▸ WORK TASK
Where an image occurs, skip it and print the rest of the records verbatim.

EXTRACTED INFORMATION section start

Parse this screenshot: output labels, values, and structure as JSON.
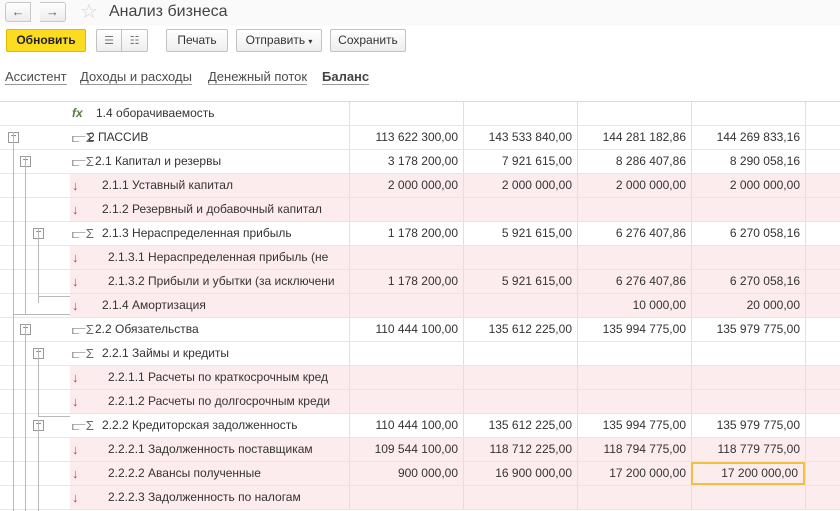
{
  "window": {
    "title": "Анализ бизнеса"
  },
  "toolbar": {
    "refresh_label": "Обновить",
    "print_label": "Печать",
    "send_label": "Отправить",
    "save_label": "Сохранить"
  },
  "tabs": [
    {
      "label": "Ассистент",
      "active": false
    },
    {
      "label": "Доходы и расходы",
      "active": false
    },
    {
      "label": "Денежный поток",
      "active": false
    },
    {
      "label": "Баланс",
      "active": true
    }
  ],
  "rows": [
    {
      "icon": "fx-icon",
      "label": "1.4   оборачиваемость",
      "values": [
        "",
        "",
        "",
        ""
      ],
      "pink": false
    },
    {
      "icon": "group-sum-icon",
      "label": "2   ПАССИВ",
      "values": [
        "113 622 300,00",
        "143 533 840,00",
        "144 281 182,86",
        "144 269 833,16"
      ],
      "pink": false
    },
    {
      "icon": "group-sum-icon",
      "label": "2.1   Капитал и резервы",
      "values": [
        "3 178 200,00",
        "7 921 615,00",
        "8 286 407,86",
        "8 290 058,16"
      ],
      "pink": false
    },
    {
      "icon": "arrow-down-icon",
      "label": "2.1.1   Уставный капитал",
      "values": [
        "2 000 000,00",
        "2 000 000,00",
        "2 000 000,00",
        "2 000 000,00"
      ],
      "pink": true
    },
    {
      "icon": "arrow-down-icon",
      "label": "2.1.2   Резервный и добавочный капитал",
      "values": [
        "",
        "",
        "",
        ""
      ],
      "pink": true
    },
    {
      "icon": "group-sum-icon",
      "label": "2.1.3   Нераспределенная прибыль",
      "values": [
        "1 178 200,00",
        "5 921 615,00",
        "6 276 407,86",
        "6 270 058,16"
      ],
      "pink": false
    },
    {
      "icon": "arrow-down-icon",
      "label": "2.1.3.1   Нераспределенная прибыль (не",
      "values": [
        "",
        "",
        "",
        ""
      ],
      "pink": true
    },
    {
      "icon": "arrow-down-icon",
      "label": "2.1.3.2   Прибыли и убытки (за исключени",
      "values": [
        "1 178 200,00",
        "5 921 615,00",
        "6 276 407,86",
        "6 270 058,16"
      ],
      "pink": true
    },
    {
      "icon": "arrow-down-icon",
      "label": "2.1.4   Амортизация",
      "values": [
        "",
        "",
        "10 000,00",
        "20 000,00"
      ],
      "pink": true
    },
    {
      "icon": "group-sum-icon",
      "label": "2.2   Обязательства",
      "values": [
        "110 444 100,00",
        "135 612 225,00",
        "135 994 775,00",
        "135 979 775,00"
      ],
      "pink": false
    },
    {
      "icon": "group-sum-icon",
      "label": "2.2.1   Займы и кредиты",
      "values": [
        "",
        "",
        "",
        ""
      ],
      "pink": false
    },
    {
      "icon": "arrow-down-icon",
      "label": "2.2.1.1   Расчеты по краткосрочным кред",
      "values": [
        "",
        "",
        "",
        ""
      ],
      "pink": true
    },
    {
      "icon": "arrow-down-icon",
      "label": "2.2.1.2   Расчеты по долгосрочным креди",
      "values": [
        "",
        "",
        "",
        ""
      ],
      "pink": true
    },
    {
      "icon": "group-sum-icon",
      "label": "2.2.2   Кредиторская задолженность",
      "values": [
        "110 444 100,00",
        "135 612 225,00",
        "135 994 775,00",
        "135 979 775,00"
      ],
      "pink": false
    },
    {
      "icon": "arrow-down-icon",
      "label": "2.2.2.1   Задолженность поставщикам",
      "values": [
        "109 544 100,00",
        "118 712 225,00",
        "118 794 775,00",
        "118 779 775,00"
      ],
      "pink": true
    },
    {
      "icon": "arrow-down-icon",
      "label": "2.2.2.2   Авансы полученные",
      "values": [
        "900 000,00",
        "16 900 000,00",
        "17 200 000,00",
        "17 200 000,00"
      ],
      "pink": true
    },
    {
      "icon": "arrow-down-icon",
      "label": "2.2.2.3   Задолженность по налогам",
      "values": [
        "",
        "",
        "",
        ""
      ],
      "pink": true
    }
  ]
}
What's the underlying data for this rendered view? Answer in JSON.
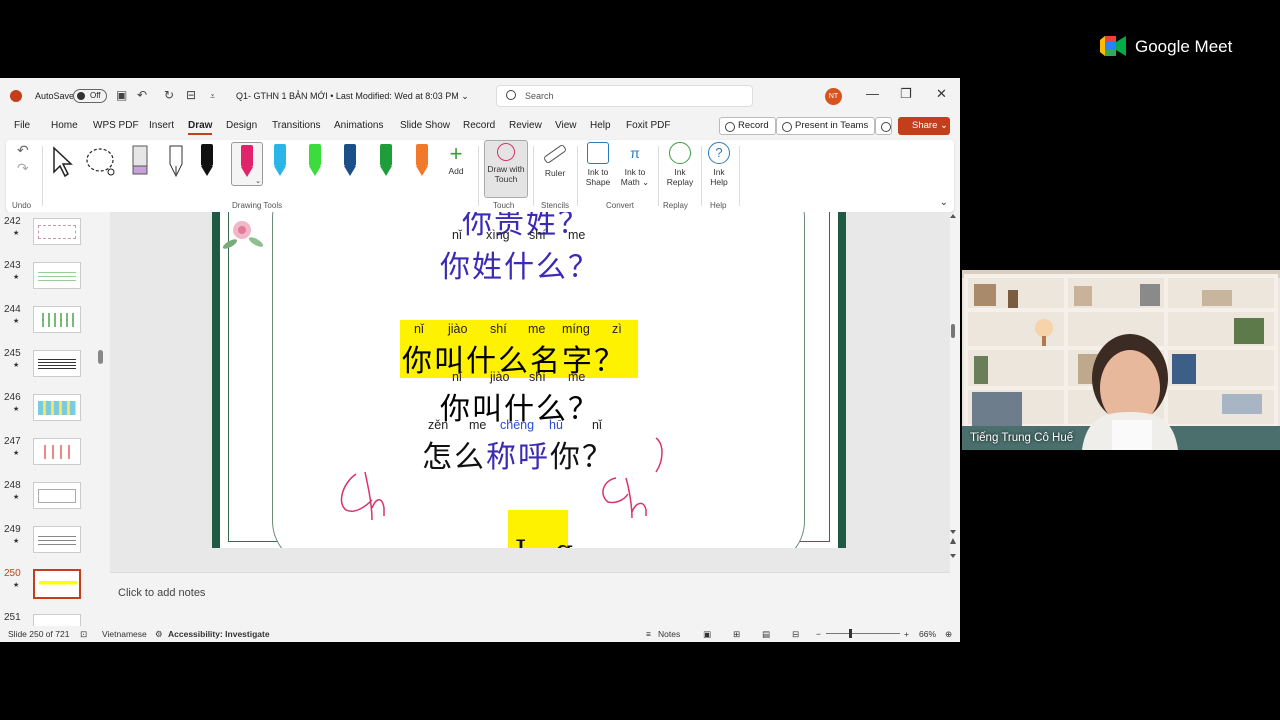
{
  "titlebar": {
    "autosave_label": "AutoSave",
    "autosave_state": "Off",
    "document_title": "Q1- GTHN 1 BẢN MỚI • Last Modified: Wed at 8:03 PM ⌄",
    "search_placeholder": "Search",
    "user_initials": "NT",
    "minimize": "—",
    "restore": "❐",
    "close": "✕"
  },
  "tabs": {
    "items": [
      "File",
      "Home",
      "WPS PDF",
      "Insert",
      "Draw",
      "Design",
      "Transitions",
      "Animations",
      "Slide Show",
      "Record",
      "Review",
      "View",
      "Help",
      "Foxit PDF"
    ],
    "active": "Draw",
    "record_label": "Record",
    "present_teams_label": "Present in Teams",
    "share_label": "Share ⌄"
  },
  "ribbon": {
    "undo_group": "Undo",
    "drawing_tools_group": "Drawing Tools",
    "add_label": "Add",
    "draw_with_touch": "Draw with Touch",
    "touch_group": "Touch",
    "ruler": "Ruler",
    "stencils_group": "Stencils",
    "ink_to_shape": "Ink to Shape",
    "ink_to_math": "Ink to Math ⌄",
    "convert_group": "Convert",
    "ink_replay": "Ink Replay",
    "replay_group": "Replay",
    "ink_help": "Ink Help",
    "help_group": "Help",
    "pen_colors": [
      "#111111",
      "#e0236b",
      "#29b5e8",
      "#3ddc3d",
      "#1c4f8a",
      "#1e9e3b",
      "#f07a2a"
    ]
  },
  "slides": {
    "numbers": [
      "242",
      "243",
      "244",
      "245",
      "246",
      "247",
      "248",
      "249",
      "250",
      "251"
    ],
    "active": "250",
    "star": "★"
  },
  "slide": {
    "line0_han": "你贵姓？",
    "line1_pinyin": [
      "nǐ",
      "xìng",
      "shí",
      "me"
    ],
    "line1_han": "你姓什么？",
    "line2_pinyin": [
      "nǐ",
      "jiào",
      "shí",
      "me",
      "míng",
      "zì"
    ],
    "line2_han": "你叫什么名字",
    "line2_q": "？",
    "line3_pinyin": [
      "nǐ",
      "jiào",
      "shí",
      "me"
    ],
    "line3_han": "你叫什么？",
    "line4_pinyin": [
      "zěn",
      "me",
      "chēng",
      "hū",
      "nǐ"
    ],
    "line4_han_a": "怎么",
    "line4_han_b": "称呼",
    "line4_han_c": "你？",
    "jq_text": "J q",
    "ink_color": "#d8336b"
  },
  "notes_placeholder": "Click to add notes",
  "statusbar": {
    "slide_count": "Slide 250 of 721",
    "language": "Vietnamese",
    "accessibility": "Accessibility: Investigate",
    "notes": "Notes",
    "zoom": "66%"
  },
  "meet": {
    "brand": "Google Meet",
    "participant": "Tiếng Trung Cô Huế"
  }
}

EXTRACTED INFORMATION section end

▸ EXPECTED ANSWER
Parse this screenshot: output labels, values, and structure as JSON.
{
  "window": {
    "title": "Анализ бизнеса"
  },
  "toolbar": {
    "refresh_label": "Обновить",
    "print_label": "Печать",
    "send_label": "Отправить",
    "save_label": "Сохранить"
  },
  "tabs": [
    {
      "label": "Ассистент",
      "active": false
    },
    {
      "label": "Доходы и расходы",
      "active": false
    },
    {
      "label": "Денежный поток",
      "active": false
    },
    {
      "label": "Баланс",
      "active": true
    }
  ],
  "rows": [
    {
      "icon": "fx-icon",
      "label": "1.4   оборачиваемость",
      "values": [
        "",
        "",
        "",
        ""
      ],
      "pink": false
    },
    {
      "icon": "group-sum-icon",
      "label": "2   ПАССИВ",
      "values": [
        "113 622 300,00",
        "143 533 840,00",
        "144 281 182,86",
        "144 269 833,16"
      ],
      "pink": false
    },
    {
      "icon": "group-sum-icon",
      "label": "2.1   Капитал и резервы",
      "values": [
        "3 178 200,00",
        "7 921 615,00",
        "8 286 407,86",
        "8 290 058,16"
      ],
      "pink": false
    },
    {
      "icon": "arrow-down-icon",
      "label": "2.1.1   Уставный капитал",
      "values": [
        "2 000 000,00",
        "2 000 000,00",
        "2 000 000,00",
        "2 000 000,00"
      ],
      "pink": true
    },
    {
      "icon": "arrow-down-icon",
      "label": "2.1.2   Резервный и добавочный капитал",
      "values": [
        "",
        "",
        "",
        ""
      ],
      "pink": true
    },
    {
      "icon": "group-sum-icon",
      "label": "2.1.3   Нераспределенная прибыль",
      "values": [
        "1 178 200,00",
        "5 921 615,00",
        "6 276 407,86",
        "6 270 058,16"
      ],
      "pink": false
    },
    {
      "icon": "arrow-down-icon",
      "label": "2.1.3.1   Нераспределенная прибыль (не",
      "values": [
        "",
        "",
        "",
        ""
      ],
      "pink": true
    },
    {
      "icon": "arrow-down-icon",
      "label": "2.1.3.2   Прибыли и убытки (за исключени",
      "values": [
        "1 178 200,00",
        "5 921 615,00",
        "6 276 407,86",
        "6 270 058,16"
      ],
      "pink": true
    },
    {
      "icon": "arrow-down-icon",
      "label": "2.1.4   Амортизация",
      "values": [
        "",
        "",
        "10 000,00",
        "20 000,00"
      ],
      "pink": true
    },
    {
      "icon": "group-sum-icon",
      "label": "2.2   Обязательства",
      "values": [
        "110 444 100,00",
        "135 612 225,00",
        "135 994 775,00",
        "135 979 775,00"
      ],
      "pink": false
    },
    {
      "icon": "group-sum-icon",
      "label": "2.2.1   Займы и кредиты",
      "values": [
        "",
        "",
        "",
        ""
      ],
      "pink": false
    },
    {
      "icon": "arrow-down-icon",
      "label": "2.2.1.1   Расчеты по краткосрочным кред",
      "values": [
        "",
        "",
        "",
        ""
      ],
      "pink": true
    },
    {
      "icon": "arrow-down-icon",
      "label": "2.2.1.2   Расчеты по долгосрочным креди",
      "values": [
        "",
        "",
        "",
        ""
      ],
      "pink": true
    },
    {
      "icon": "group-sum-icon",
      "label": "2.2.2   Кредиторская задолженность",
      "values": [
        "110 444 100,00",
        "135 612 225,00",
        "135 994 775,00",
        "135 979 775,00"
      ],
      "pink": false
    },
    {
      "icon": "arrow-down-icon",
      "label": "2.2.2.1   Задолженность поставщикам",
      "values": [
        "109 544 100,00",
        "118 712 225,00",
        "118 794 775,00",
        "118 779 775,00"
      ],
      "pink": true
    },
    {
      "icon": "arrow-down-icon",
      "label": "2.2.2.2   Авансы полученные",
      "values": [
        "900 000,00",
        "16 900 000,00",
        "17 200 000,00",
        "17 200 000,00"
      ],
      "pink": true
    },
    {
      "icon": "arrow-down-icon",
      "label": "2.2.2.3   Задолженность по налогам",
      "values": [
        "",
        "",
        "",
        ""
      ],
      "pink": true
    }
  ]
}
What's the underlying data for this rendered view? Answer in JSON.
{
  "titlebar": {
    "autosave_label": "AutoSave",
    "autosave_state": "Off",
    "document_title": "Q1- GTHN 1 BẢN MỚI • Last Modified: Wed at 8:03 PM ⌄",
    "search_placeholder": "Search",
    "user_initials": "NT",
    "minimize": "—",
    "restore": "❐",
    "close": "✕"
  },
  "tabs": {
    "items": [
      "File",
      "Home",
      "WPS PDF",
      "Insert",
      "Draw",
      "Design",
      "Transitions",
      "Animations",
      "Slide Show",
      "Record",
      "Review",
      "View",
      "Help",
      "Foxit PDF"
    ],
    "active": "Draw",
    "record_label": "Record",
    "present_teams_label": "Present in Teams",
    "share_label": "Share ⌄"
  },
  "ribbon": {
    "undo_group": "Undo",
    "drawing_tools_group": "Drawing Tools",
    "add_label": "Add",
    "draw_with_touch": "Draw with Touch",
    "touch_group": "Touch",
    "ruler": "Ruler",
    "stencils_group": "Stencils",
    "ink_to_shape": "Ink to Shape",
    "ink_to_math": "Ink to Math ⌄",
    "convert_group": "Convert",
    "ink_replay": "Ink Replay",
    "replay_group": "Replay",
    "ink_help": "Ink Help",
    "help_group": "Help",
    "pen_colors": [
      "#111111",
      "#e0236b",
      "#29b5e8",
      "#3ddc3d",
      "#1c4f8a",
      "#1e9e3b",
      "#f07a2a"
    ]
  },
  "slides": {
    "numbers": [
      "242",
      "243",
      "244",
      "245",
      "246",
      "247",
      "248",
      "249",
      "250",
      "251"
    ],
    "active": "250",
    "star": "★"
  },
  "slide": {
    "line0_han": "你贵姓？",
    "line1_pinyin": [
      "nǐ",
      "xìng",
      "shí",
      "me"
    ],
    "line1_han": "你姓什么？",
    "line2_pinyin": [
      "nǐ",
      "jiào",
      "shí",
      "me",
      "míng",
      "zì"
    ],
    "line2_han": "你叫什么名字",
    "line2_q": "？",
    "line3_pinyin": [
      "nǐ",
      "jiào",
      "shí",
      "me"
    ],
    "line3_han": "你叫什么？",
    "line4_pinyin": [
      "zěn",
      "me",
      "chēng",
      "hū",
      "nǐ"
    ],
    "line4_han_a": "怎么",
    "line4_han_b": "称呼",
    "line4_han_c": "你？",
    "jq_text": "J q",
    "ink_color": "#d8336b"
  },
  "notes_placeholder": "Click to add notes",
  "statusbar": {
    "slide_count": "Slide 250 of 721",
    "language": "Vietnamese",
    "accessibility": "Accessibility: Investigate",
    "notes": "Notes",
    "zoom": "66%"
  },
  "meet": {
    "brand": "Google Meet",
    "participant": "Tiếng Trung Cô Huế"
  }
}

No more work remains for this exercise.